DATASET ENTRIES
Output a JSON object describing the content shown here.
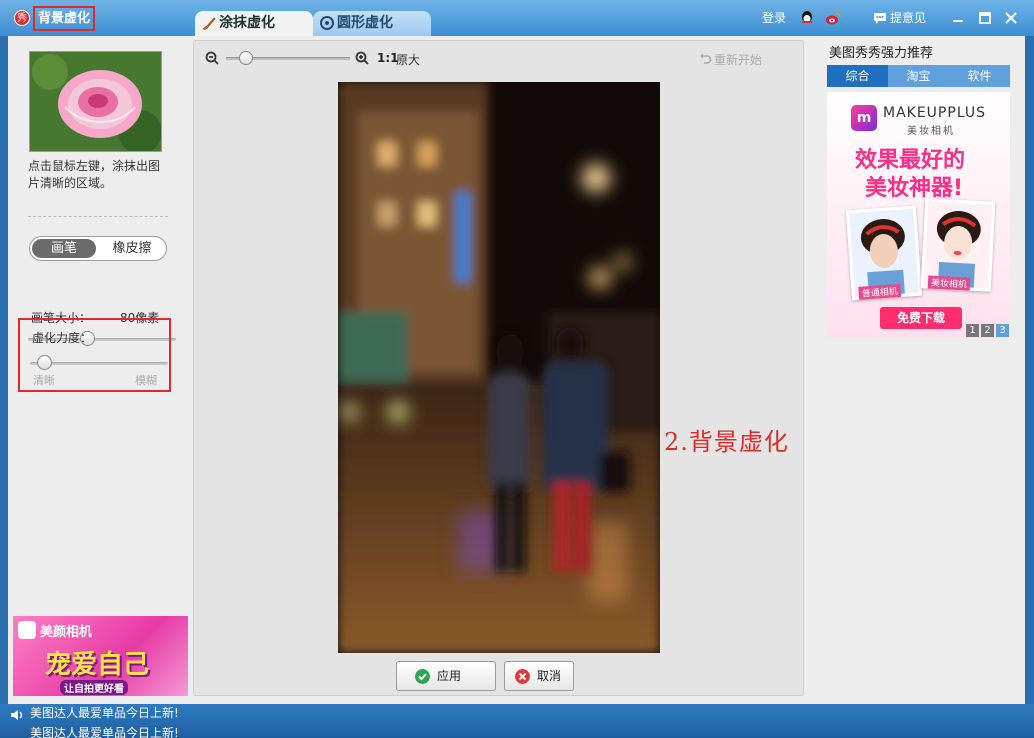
{
  "window": {
    "logo_char": "秀",
    "title": "背景虚化",
    "tabs": [
      {
        "label": "涂抹虚化",
        "active": true,
        "icon": "brush-icon"
      },
      {
        "label": "圆形虚化",
        "active": false,
        "icon": "circle-target-icon"
      }
    ],
    "login": "登录",
    "feedback": "提意见"
  },
  "left_panel": {
    "hint": "点击鼠标左键，涂抹出图片清晰的区域。",
    "mode_brush": "画笔",
    "mode_eraser": "橡皮擦",
    "brush_size_label": "画笔大小：",
    "brush_size_value": "80像素",
    "brush_size_fraction": 0.4,
    "blur_strength_label": "虚化力度：",
    "blur_min_label": "清晰",
    "blur_max_label": "模糊",
    "blur_strength_fraction": 0.1,
    "ad_title": "美颜相机",
    "ad_slogan": "宠爱自己",
    "ad_sub": "让自拍更好看"
  },
  "editor": {
    "zoom_ratio": "1:1",
    "zoom_original": "原大",
    "restart": "重新开始",
    "apply": "应用",
    "cancel": "取消"
  },
  "annotation": "2.背景虚化",
  "right_panel": {
    "title": "美图秀秀强力推荐",
    "tabs": [
      "综合",
      "淘宝",
      "软件"
    ],
    "ad_brand": "MAKEUPPLUS",
    "ad_brand_sub": "美妆相机",
    "ad_headline_1": "效果最好的",
    "ad_headline_2": "美妆神器!",
    "ad_cap_left": "普通相机",
    "ad_cap_right": "美妆相机",
    "ad_download": "免费下载",
    "pages": [
      "1",
      "2",
      "3"
    ],
    "active_page": "3"
  },
  "statusbar": {
    "news": [
      "美图达人最爱单品今日上新!",
      "美图达人最爱单品今日上新!"
    ]
  },
  "colors": {
    "accent": "#3d8fd2",
    "highlight": "#e02a2a",
    "title_bar": "#6fb2e6"
  }
}
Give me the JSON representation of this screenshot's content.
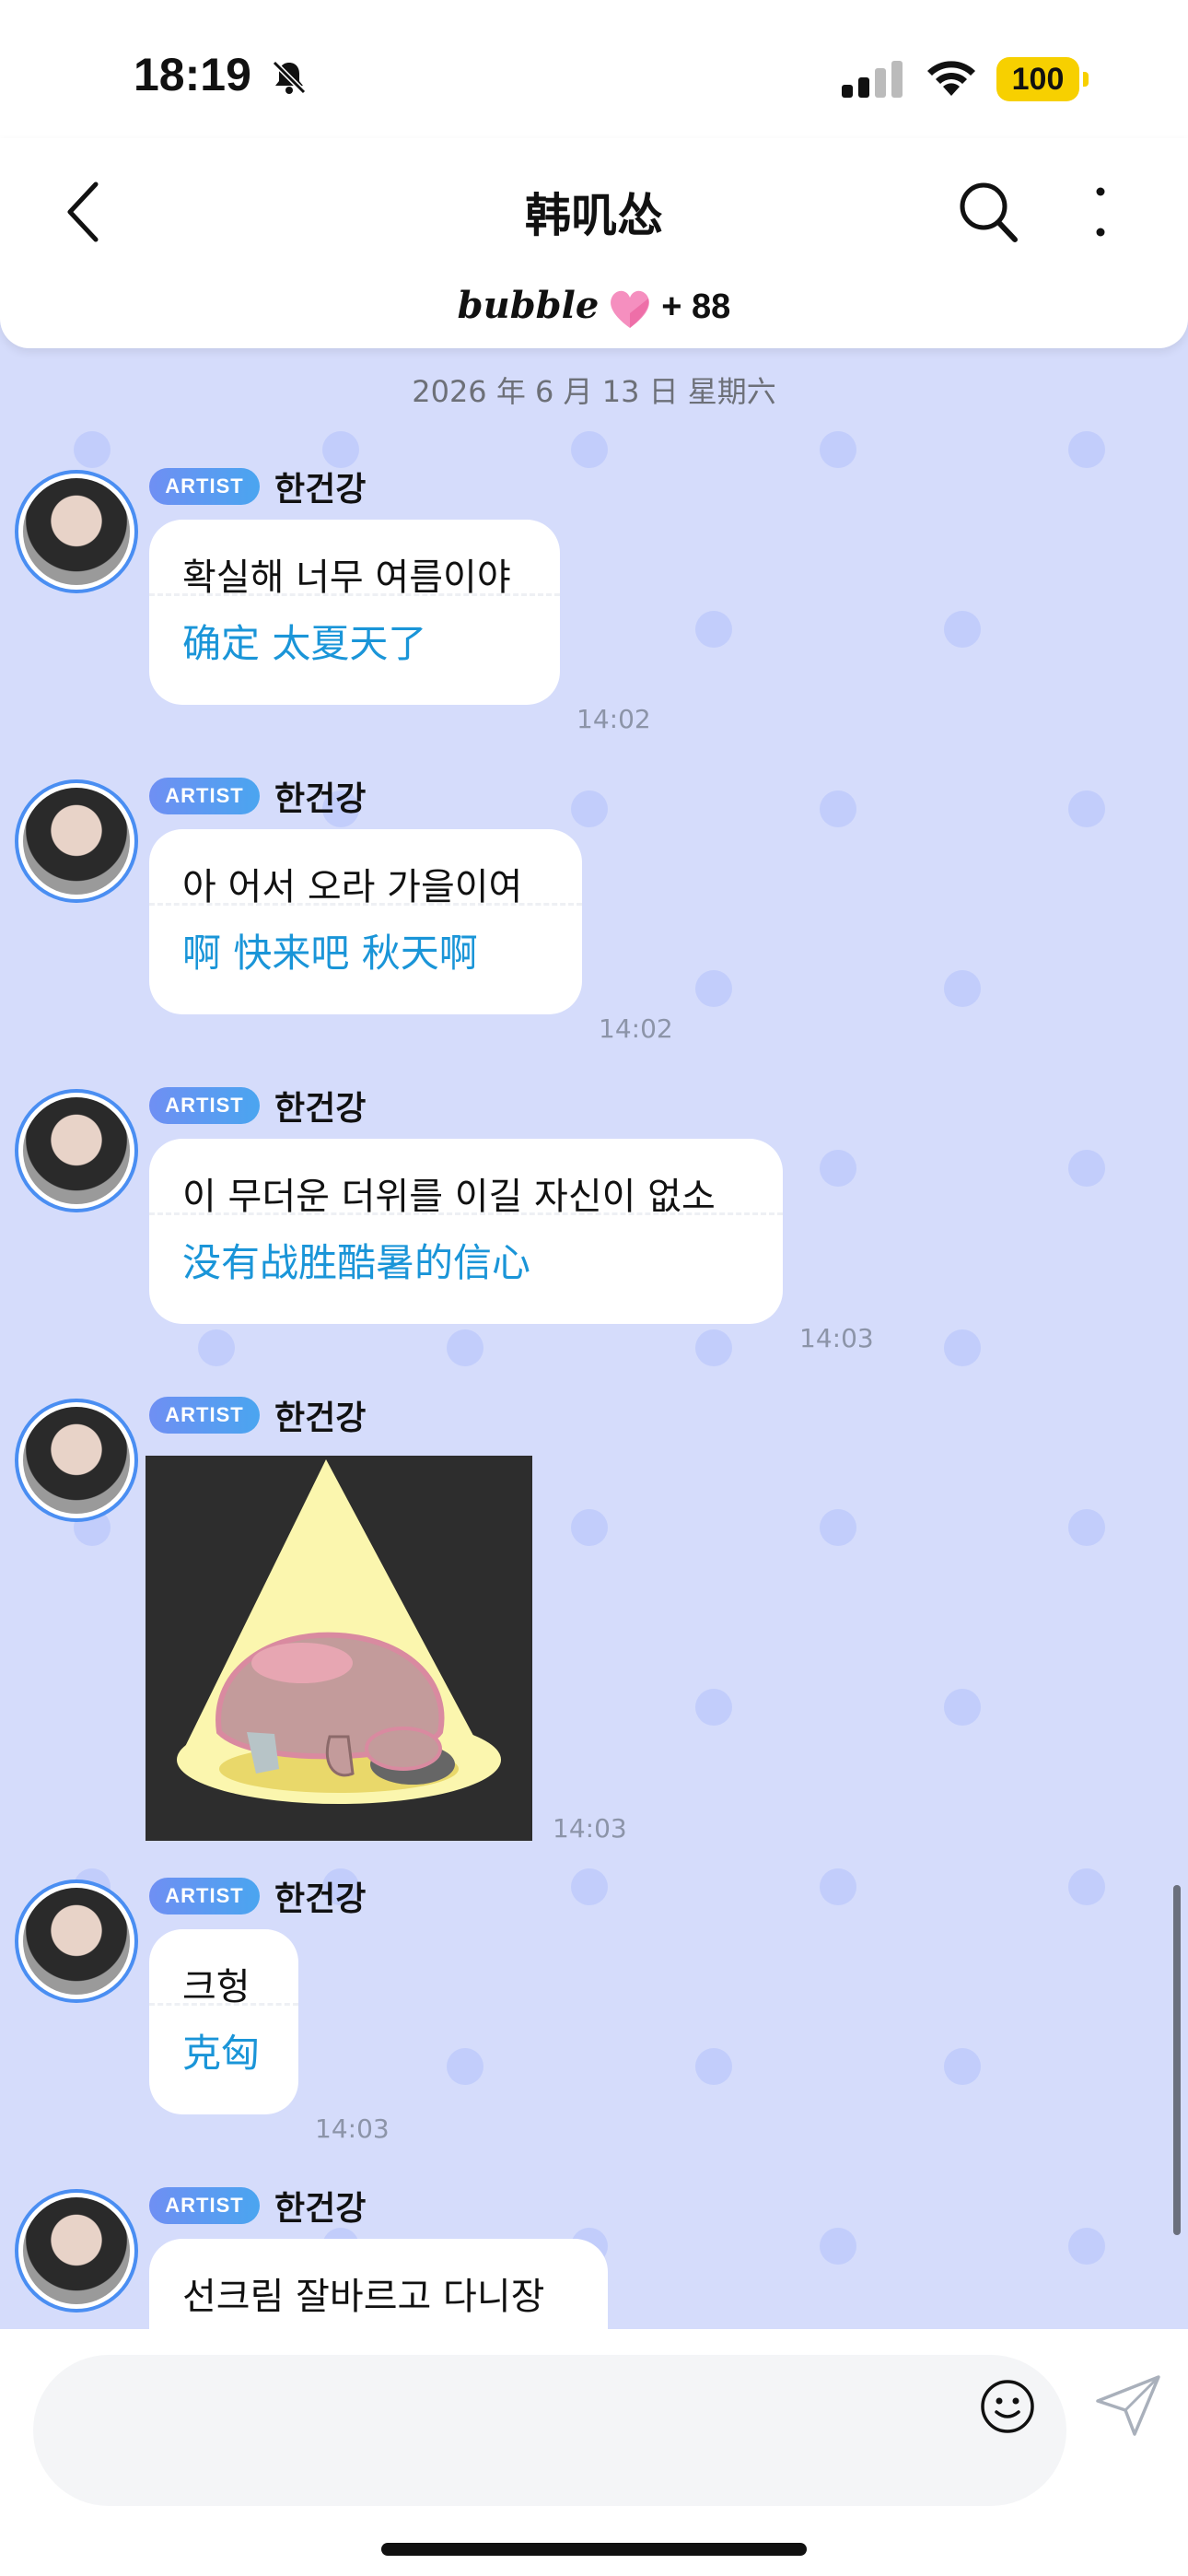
{
  "status_bar": {
    "time": "18:19",
    "battery": "100",
    "icons": [
      "bell-slash-icon",
      "signal-icon",
      "wifi-icon",
      "battery-icon"
    ]
  },
  "header": {
    "title": "韩叽怂",
    "bubble_logo": "bubble",
    "bubble_count": "+ 88",
    "icons": [
      "back-chevron-icon",
      "search-icon",
      "more-vertical-icon",
      "heart-icon"
    ]
  },
  "chat": {
    "date": "2026 年 6 月 13 日  星期六",
    "badge": "ARTIST",
    "sender": "한건강",
    "messages": [
      {
        "ko": "확실해 너무 여름이야",
        "zh": "确定 太夏天了",
        "time": "14:02"
      },
      {
        "ko": " 아 어서 오라 가을이여",
        "zh": "啊 快来吧 秋天啊",
        "time": "14:02"
      },
      {
        "ko": " 이 무더운 더위를 이길 자신이 없소",
        "zh": "没有战胜酷暑的信心",
        "time": "14:03"
      },
      {
        "sticker": "spotlight-character-sticker",
        "time": "14:03"
      },
      {
        "ko": "크헝",
        "zh": "克匈",
        "time": "14:03"
      },
      {
        "ko": " 선크림 잘바르고 다니장",
        "zh": "",
        "time": ""
      }
    ]
  },
  "composer": {
    "placeholder": "",
    "icons": [
      "emoji-icon",
      "send-icon"
    ]
  },
  "colors": {
    "chat_bg": "#d5dcfb",
    "translation": "#1a95d8",
    "badge": "#5b9af2",
    "battery": "#f7d000"
  }
}
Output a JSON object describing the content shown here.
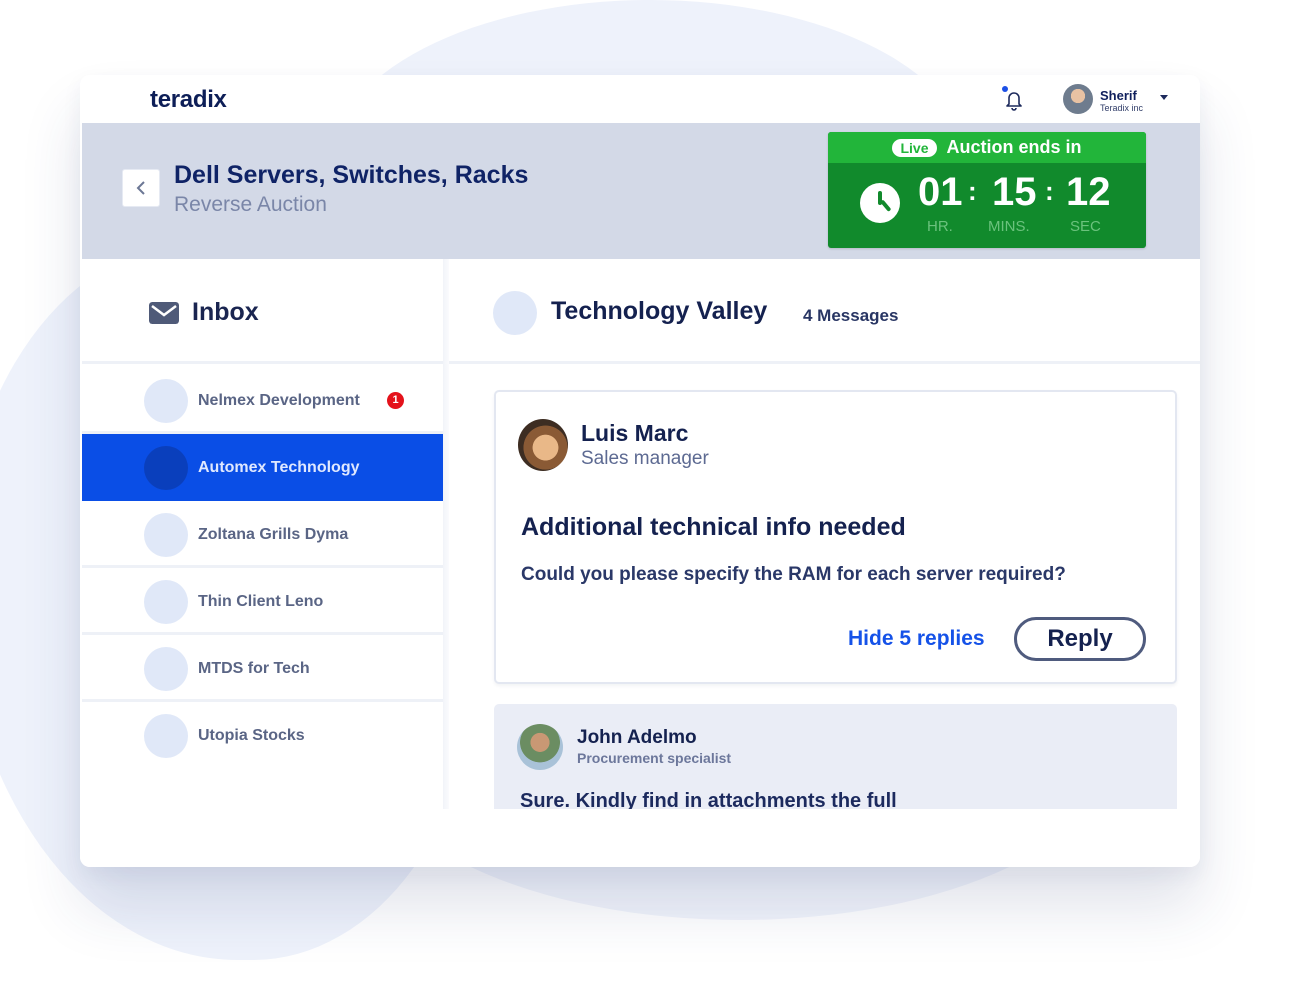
{
  "app": {
    "logo": "teradix",
    "notifications": {
      "icon": "bell-icon",
      "has_unread": true
    },
    "user": {
      "name": "Sherif",
      "org": "Teradix inc",
      "avatar_icon": "user-avatar",
      "menu_icon": "caret-down-icon"
    }
  },
  "auction": {
    "back_icon": "chevron-left-icon",
    "title": "Dell Servers, Switches, Racks",
    "subtitle": "Reverse Auction",
    "timer": {
      "live_label": "Live",
      "heading": "Auction ends in",
      "icon": "clock-icon",
      "hours": "01",
      "minutes": "15",
      "seconds": "12",
      "separator": ":",
      "hours_label": "HR.",
      "minutes_label": "MINS.",
      "seconds_label": "SEC",
      "colors": {
        "header": "#22b53a",
        "body": "#118a2c"
      }
    }
  },
  "inbox": {
    "icon": "mail-icon",
    "title": "Inbox",
    "conversations": [
      {
        "name": "Nelmex Development",
        "unread": "1",
        "active": false
      },
      {
        "name": "Automex Technology",
        "active": true
      },
      {
        "name": "Zoltana Grills Dyma",
        "active": false
      },
      {
        "name": "Thin Client Leno",
        "active": false
      },
      {
        "name": "MTDS for Tech",
        "active": false
      },
      {
        "name": "Utopia Stocks",
        "active": false
      }
    ],
    "active_color": "#0a4ee6"
  },
  "thread": {
    "name": "Technology Valley",
    "count": "4 Messages",
    "message": {
      "author": "Luis Marc",
      "role": "Sales manager",
      "subject": "Additional technical info needed",
      "body": "Could you please specify the RAM for each server required?",
      "hide_replies": "Hide 5 replies",
      "reply_label": "Reply"
    },
    "reply": {
      "author": "John Adelmo",
      "role": "Procurement specialist",
      "body": "Sure. Kindly find in attachments the full"
    }
  }
}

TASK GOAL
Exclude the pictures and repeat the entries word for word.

RESPONSE TO THE EXERCISE
Output a JSON object describing the content shown here.
{
  "window": {
    "logo_char": "秀",
    "title": "背景虚化",
    "tabs": [
      {
        "label": "涂抹虚化",
        "active": true,
        "icon": "brush-icon"
      },
      {
        "label": "圆形虚化",
        "active": false,
        "icon": "circle-target-icon"
      }
    ],
    "login": "登录",
    "feedback": "提意见"
  },
  "left_panel": {
    "hint": "点击鼠标左键，涂抹出图片清晰的区域。",
    "mode_brush": "画笔",
    "mode_eraser": "橡皮擦",
    "brush_size_label": "画笔大小：",
    "brush_size_value": "80像素",
    "brush_size_fraction": 0.4,
    "blur_strength_label": "虚化力度：",
    "blur_min_label": "清晰",
    "blur_max_label": "模糊",
    "blur_strength_fraction": 0.1,
    "ad_title": "美颜相机",
    "ad_slogan": "宠爱自己",
    "ad_sub": "让自拍更好看"
  },
  "editor": {
    "zoom_ratio": "1:1",
    "zoom_original": "原大",
    "restart": "重新开始",
    "apply": "应用",
    "cancel": "取消"
  },
  "annotation": "2.背景虚化",
  "right_panel": {
    "title": "美图秀秀强力推荐",
    "tabs": [
      "综合",
      "淘宝",
      "软件"
    ],
    "ad_brand": "MAKEUPPLUS",
    "ad_brand_sub": "美妆相机",
    "ad_headline_1": "效果最好的",
    "ad_headline_2": "美妆神器!",
    "ad_cap_left": "普通相机",
    "ad_cap_right": "美妆相机",
    "ad_download": "免费下载",
    "pages": [
      "1",
      "2",
      "3"
    ],
    "active_page": "3"
  },
  "statusbar": {
    "news": [
      "美图达人最爱单品今日上新!",
      "美图达人最爱单品今日上新!"
    ]
  },
  "colors": {
    "accent": "#3d8fd2",
    "highlight": "#e02a2a",
    "title_bar": "#6fb2e6"
  }
}
Give me the JSON representation of this screenshot's content.
{
  "status_bar": {
    "time": "18:19",
    "battery": "100",
    "icons": [
      "bell-slash-icon",
      "signal-icon",
      "wifi-icon",
      "battery-icon"
    ]
  },
  "header": {
    "title": "韩叽怂",
    "bubble_logo": "bubble",
    "bubble_count": "+ 88",
    "icons": [
      "back-chevron-icon",
      "search-icon",
      "more-vertical-icon",
      "heart-icon"
    ]
  },
  "chat": {
    "date": "2026 年 6 月 13 日  星期六",
    "badge": "ARTIST",
    "sender": "한건강",
    "messages": [
      {
        "ko": "확실해 너무 여름이야",
        "zh": "确定 太夏天了",
        "time": "14:02"
      },
      {
        "ko": " 아 어서 오라 가을이여",
        "zh": "啊 快来吧 秋天啊",
        "time": "14:02"
      },
      {
        "ko": " 이 무더운 더위를 이길 자신이 없소",
        "zh": "没有战胜酷暑的信心",
        "time": "14:03"
      },
      {
        "sticker": "spotlight-character-sticker",
        "time": "14:03"
      },
      {
        "ko": "크헝",
        "zh": "克匈",
        "time": "14:03"
      },
      {
        "ko": " 선크림 잘바르고 다니장",
        "zh": "",
        "time": ""
      }
    ]
  },
  "composer": {
    "placeholder": "",
    "icons": [
      "emoji-icon",
      "send-icon"
    ]
  },
  "colors": {
    "chat_bg": "#d5dcfb",
    "translation": "#1a95d8",
    "badge": "#5b9af2",
    "battery": "#f7d000"
  }
}
Output a JSON object describing the content shown here.
{
  "app": {
    "logo": "teradix",
    "notifications": {
      "icon": "bell-icon",
      "has_unread": true
    },
    "user": {
      "name": "Sherif",
      "org": "Teradix inc",
      "avatar_icon": "user-avatar",
      "menu_icon": "caret-down-icon"
    }
  },
  "auction": {
    "back_icon": "chevron-left-icon",
    "title": "Dell Servers, Switches, Racks",
    "subtitle": "Reverse Auction",
    "timer": {
      "live_label": "Live",
      "heading": "Auction ends in",
      "icon": "clock-icon",
      "hours": "01",
      "minutes": "15",
      "seconds": "12",
      "separator": ":",
      "hours_label": "HR.",
      "minutes_label": "MINS.",
      "seconds_label": "SEC",
      "colors": {
        "header": "#22b53a",
        "body": "#118a2c"
      }
    }
  },
  "inbox": {
    "icon": "mail-icon",
    "title": "Inbox",
    "conversations": [
      {
        "name": "Nelmex Development",
        "unread": "1",
        "active": false
      },
      {
        "name": "Automex Technology",
        "active": true
      },
      {
        "name": "Zoltana Grills Dyma",
        "active": false
      },
      {
        "name": "Thin Client Leno",
        "active": false
      },
      {
        "name": "MTDS for Tech",
        "active": false
      },
      {
        "name": "Utopia Stocks",
        "active": false
      }
    ],
    "active_color": "#0a4ee6"
  },
  "thread": {
    "name": "Technology Valley",
    "count": "4 Messages",
    "message": {
      "author": "Luis Marc",
      "role": "Sales manager",
      "subject": "Additional technical info needed",
      "body": "Could you please specify the RAM for each server required?",
      "hide_replies": "Hide 5 replies",
      "reply_label": "Reply"
    },
    "reply": {
      "author": "John Adelmo",
      "role": "Procurement specialist",
      "body": "Sure. Kindly find in attachments the full"
    }
  }
}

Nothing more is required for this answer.